Eugène Deloncle vers 1940.jpg
Deloncle c. 1940
Born(1890-06-20)20 June 1890
Brest, France
Died17 January 1944(1944-01-17) (aged 53)
NationalityFrench
OccupationPolitician
Naval engineer
Known forFounder of La Cagoule
Spouse(s)Mercedes Cahier
Parent(s)
  • Louis Deloncle[1] (father)
RelativesFrançois Deloncle (uncle)
AwardsLegion of Honour (Knight)

Eugène Deloncle (20 June 1890 – 17 January 1944) was a French politician and Fascist leader, who founded of the “Secret Committee of Revolutionary Action" (CSAR), known as "The Hood" (la Cagoule), and became a prominent nazi-collaborator during World War II.

Biography[edit]

Early years[edit]

Antoine, Octave, Eugène was born in 20 June 1890 in Brest, Brittany, France; his parents were Antoine Charles Louis Deloncle and Anna Ange Marie née Grossetti.[2] Eugène Deloncle was a graduate of the École Polytechnique, and worked as a naval engineer for the French Navy. He married Mercedes Cahier on 4 February 1918 in Paris.

World War I[edit]

Deloncle served as an artillery officer during World War I, including the Champagne frontline, where he was wounded.

1930s Political Activity[edit]

Initially supportive of the integralist Action Française, he left the movement in 1935, due to the perception of inaction by older organisations in combating the French left. Deloncle founded his own group, the Comité Secret d'Action Révolutionnaire (CSAR), with similar political goals . This new group was also known by the pseudonym of "The Hood" (La Cagoule), a term first-applied by Chalres Maurras and Maurise Pujo of Action Française, as the group's tactics reminded them of the American Klu Klux Klan, and the name was subsequently was embraced by the press.[3] "The Hood" was a fascist and anti-communist terrorist group that kept the Orleanist and strongly anti-republican line of the Action Française, but added the rhetoric of Fascism. "The Hood" was formed to overthrow the leftist Popular Front government of Léon Blum and in the 1930s was responsible for assassinations, including the assassination of the Rosselli brothers assignation (anti-Fascist refugees from Italy),[3] and terrorist attacks, including the bombing of several Paris synagogues.

World War II[edit]

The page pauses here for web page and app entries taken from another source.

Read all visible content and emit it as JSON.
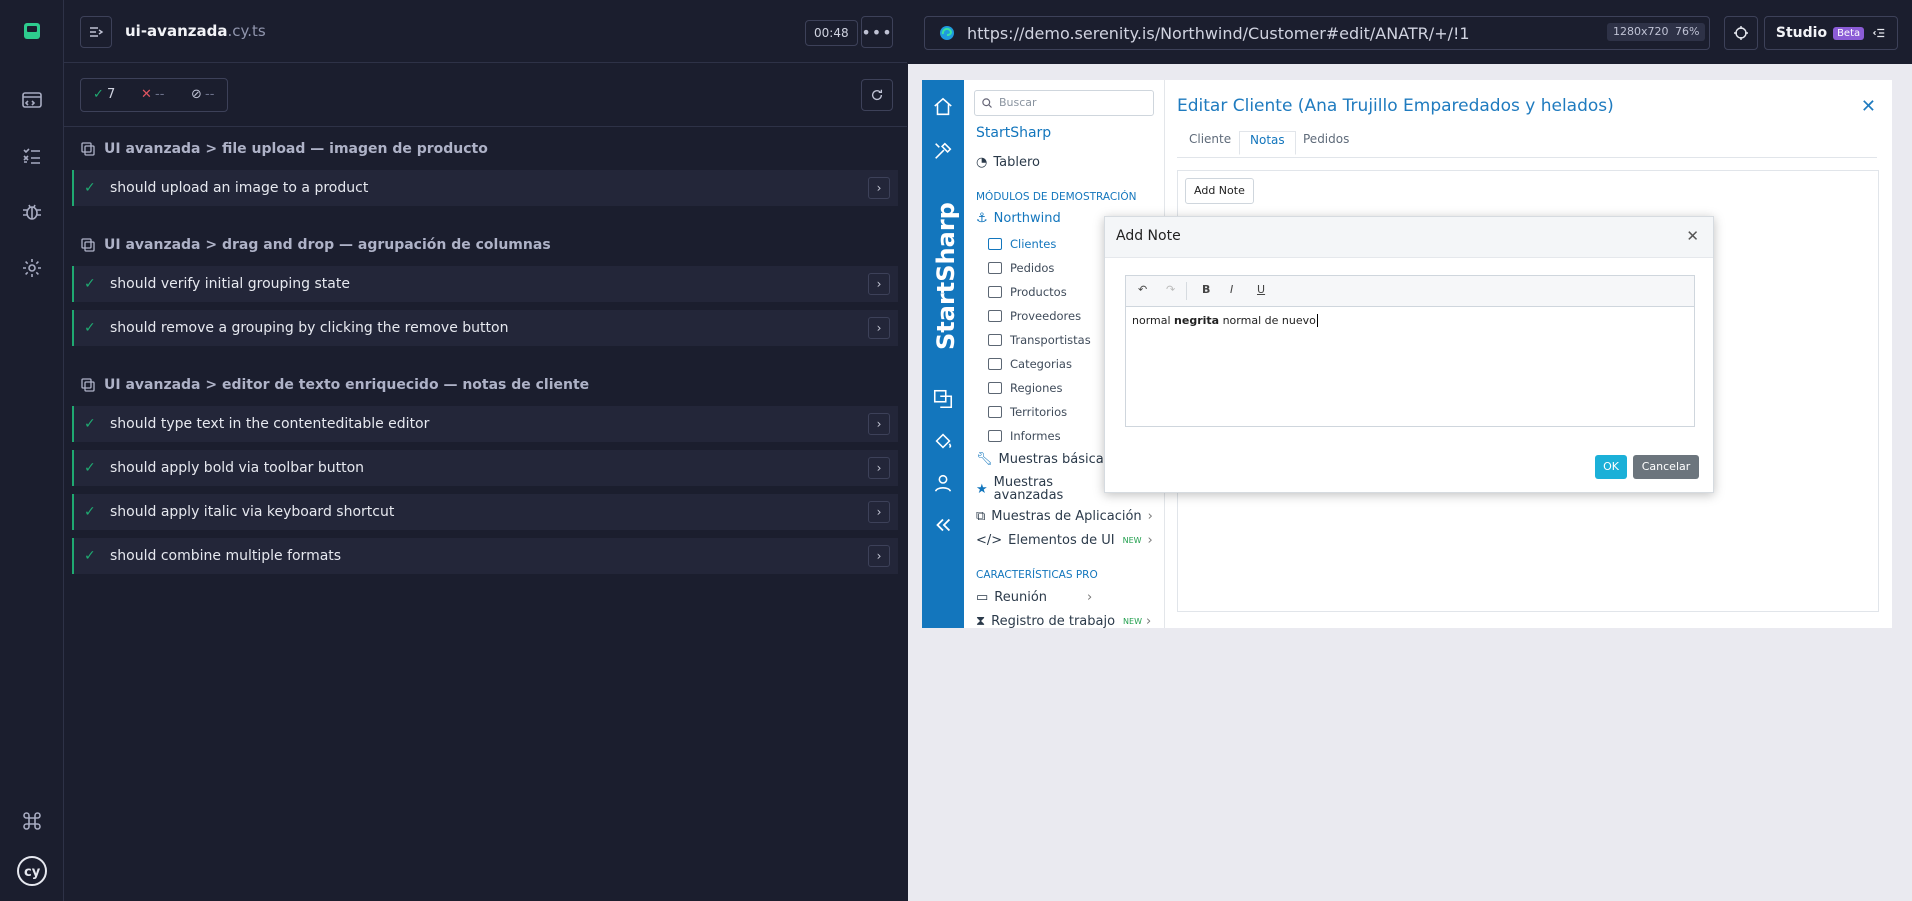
{
  "reporter": {
    "spec_name_bold": "ui-avanzada",
    "spec_name_ext": ".cy.ts",
    "timer": "00:48",
    "stats": {
      "passed": "7",
      "failed": "--",
      "pending": "--"
    },
    "suites": [
      {
        "title": "UI avanzada > file upload — imagen de producto",
        "tests": [
          "should upload an image to a product"
        ]
      },
      {
        "title": "UI avanzada > drag and drop — agrupación de columnas",
        "tests": [
          "should verify initial grouping state",
          "should remove a grouping by clicking the remove button"
        ]
      },
      {
        "title": "UI avanzada > editor de texto enriquecido — notas de cliente",
        "tests": [
          "should type text in the contenteditable editor",
          "should apply bold via toolbar button",
          "should apply italic via keyboard shortcut",
          "should combine multiple formats"
        ]
      }
    ]
  },
  "browser": {
    "url": "https://demo.serenity.is/Northwind/Customer#edit/ANATR/+/!1",
    "viewport": "1280x720",
    "zoom": "76%",
    "studio_label": "Studio",
    "studio_badge": "Beta"
  },
  "app": {
    "brand_vertical": "StartSharp",
    "search_placeholder": "Buscar",
    "brand": "StartSharp",
    "dashboard": "Tablero",
    "section_demo": "MÓDULOS DE DEMOSTRACIÓN",
    "northwind": "Northwind",
    "northwind_items": [
      "Clientes",
      "Pedidos",
      "Productos",
      "Proveedores",
      "Transportistas",
      "Categorias",
      "Regiones",
      "Territorios",
      "Informes"
    ],
    "basic_samples": "Muestras básicas",
    "advanced_samples": "Muestras avanzadas",
    "app_samples": "Muestras de Aplicación",
    "ui_elements": "Elementos de UI",
    "new_badge": "NEW",
    "section_pro": "CARACTERÍSTICAS PRO",
    "meeting": "Reunión",
    "work_log": "Registro de trabajo",
    "page_title": "Editar Cliente (Ana Trujillo Emparedados y helados)",
    "tabs": [
      "Cliente",
      "Notas",
      "Pedidos"
    ],
    "add_note_button": "Add Note",
    "dialog": {
      "title": "Add Note",
      "text_normal": "normal ",
      "text_bold": "negrita",
      "text_after": " normal de nuevo",
      "ok": "OK",
      "cancel": "Cancelar"
    }
  },
  "colors": {
    "pass": "#1fa971",
    "app_blue": "#1376bd",
    "ok": "#1bb0d8"
  }
}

In 1940, with the Fall of France during World War II and the German period of occupation, Deloncle created a movement backing Vichy France and Philippe Pétain, the Mouvement Social Révolutionnaire (MSR, Social Revolutionary Movement). MSR, a more radical form of the Cagoule, strongly supported Pétain's traditionalism, as well as the political experiment engineered in Southern France. Afterwards, he approached the National Popular Rally (RNP) of Marcel Déat, but conflicts with the latter got him expelled in May 1942, when he was succeeded as leader by Jean Fontenoy.[4]

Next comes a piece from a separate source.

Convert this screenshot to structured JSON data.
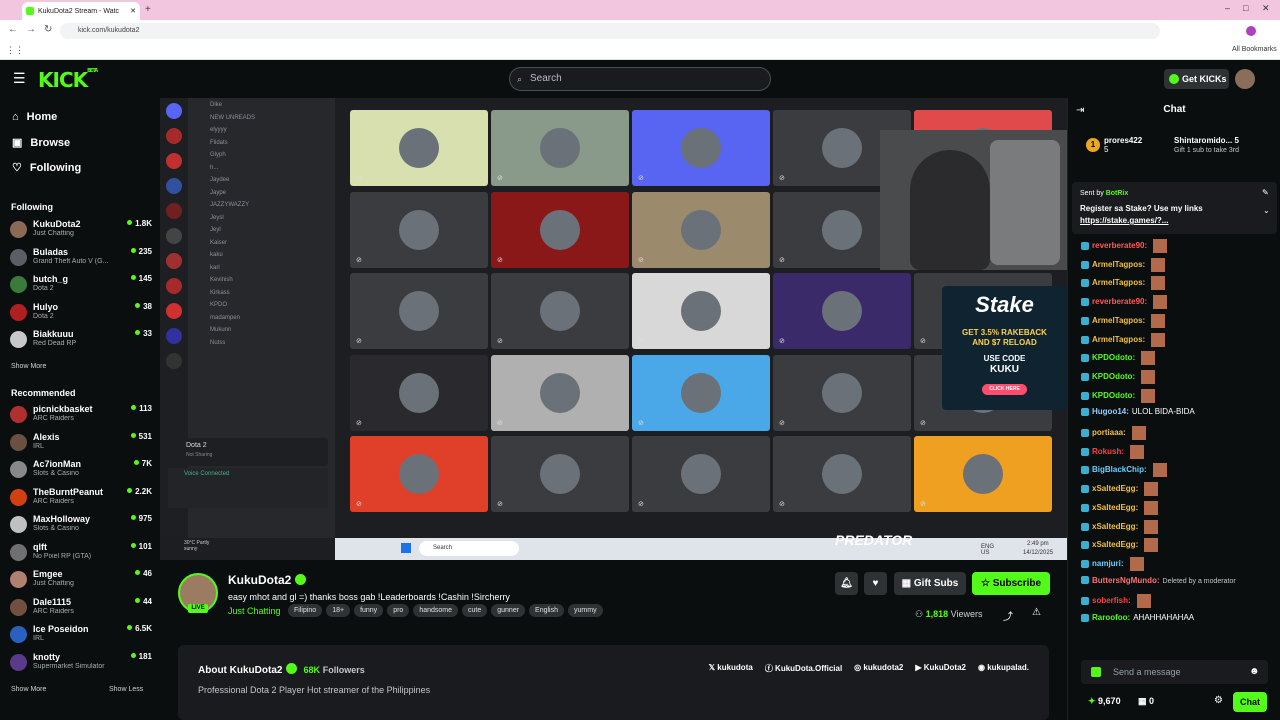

Death[edit]

Deloncle's involvement with the Abwehr made him an enemy of the Gestapo. After plotting with the Abwehr against Hitler he was shot by the Gestapo in 17 January 1944,[5] in an assassination in which his son (Louis) was seriously wounded.

Awards[edit]

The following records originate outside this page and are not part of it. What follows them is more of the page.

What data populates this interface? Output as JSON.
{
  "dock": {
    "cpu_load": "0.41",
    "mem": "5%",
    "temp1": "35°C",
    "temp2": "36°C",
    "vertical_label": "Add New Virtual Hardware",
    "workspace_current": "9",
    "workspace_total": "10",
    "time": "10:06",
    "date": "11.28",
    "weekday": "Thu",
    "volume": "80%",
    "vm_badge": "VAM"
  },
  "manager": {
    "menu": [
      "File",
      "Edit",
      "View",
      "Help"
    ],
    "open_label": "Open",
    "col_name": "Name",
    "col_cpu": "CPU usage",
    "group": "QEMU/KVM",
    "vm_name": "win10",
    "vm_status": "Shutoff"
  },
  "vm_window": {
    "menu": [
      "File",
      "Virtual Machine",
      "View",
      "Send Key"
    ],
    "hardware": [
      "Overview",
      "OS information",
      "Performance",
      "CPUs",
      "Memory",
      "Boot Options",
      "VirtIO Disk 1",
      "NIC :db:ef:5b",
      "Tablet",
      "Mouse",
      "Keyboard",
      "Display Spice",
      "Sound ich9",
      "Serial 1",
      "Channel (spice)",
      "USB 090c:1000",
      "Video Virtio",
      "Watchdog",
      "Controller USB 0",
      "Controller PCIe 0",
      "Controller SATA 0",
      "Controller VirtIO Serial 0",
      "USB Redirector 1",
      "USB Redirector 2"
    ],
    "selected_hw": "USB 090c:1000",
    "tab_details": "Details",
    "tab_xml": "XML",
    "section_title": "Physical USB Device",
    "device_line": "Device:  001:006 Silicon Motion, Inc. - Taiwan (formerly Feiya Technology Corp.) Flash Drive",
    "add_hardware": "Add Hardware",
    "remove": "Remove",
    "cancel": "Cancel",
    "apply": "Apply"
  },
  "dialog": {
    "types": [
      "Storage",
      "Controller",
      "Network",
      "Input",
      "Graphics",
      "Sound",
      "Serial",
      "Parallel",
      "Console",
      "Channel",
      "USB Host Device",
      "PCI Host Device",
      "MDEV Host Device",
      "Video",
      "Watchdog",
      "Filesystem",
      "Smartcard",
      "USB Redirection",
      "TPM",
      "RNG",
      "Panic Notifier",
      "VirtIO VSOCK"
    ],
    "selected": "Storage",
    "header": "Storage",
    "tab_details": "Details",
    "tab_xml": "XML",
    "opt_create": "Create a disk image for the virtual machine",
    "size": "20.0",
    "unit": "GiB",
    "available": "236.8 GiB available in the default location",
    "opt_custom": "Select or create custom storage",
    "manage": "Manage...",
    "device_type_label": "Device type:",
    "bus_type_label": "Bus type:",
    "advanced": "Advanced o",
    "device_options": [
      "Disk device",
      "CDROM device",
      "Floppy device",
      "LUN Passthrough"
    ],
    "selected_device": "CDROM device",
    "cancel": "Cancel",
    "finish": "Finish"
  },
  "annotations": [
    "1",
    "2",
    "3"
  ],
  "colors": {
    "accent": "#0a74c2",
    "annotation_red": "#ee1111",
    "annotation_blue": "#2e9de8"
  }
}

On 16 June 1920, Deloncle was made a Chevalier (Knight) of the Legion of Honour.[2]

References[edit]

  1. ^ Le Monde illustré.
  2. ^ a b Nationales & DELONCLE Antoine Octave Eugène.
  3. ^ a b Gordon, Bertram M. (1975). "The Condottieri Of The Collaboration Mouvement Social Révolutionaire". Journal of Contemporary History. 2. Sage Publications, Inc. 10 (2): 261–282. doi:10.1177/002200947501000203. JSTOR 260147. S2CID 143694710. Archived from the original on 2 August 2021. Retrieved 1 August 2021. Alt URL
  4. ^ Littlejohn, David (1972). The Patriotic Traitors: A History of Collaboration in German-occupied Europe, 1940-45. Heinemann. p. 213. ISBN 978-0-434-42725-3. Archived from the original on 2 August 2021.
  5. ^ Jackson, J. (2003). France: The Dark Years, 1940-1944. Oxford University Press. p. 192. ISBN 978-0-19-925457-6. Archived from the original on 2 August 2021.

Sources[edit]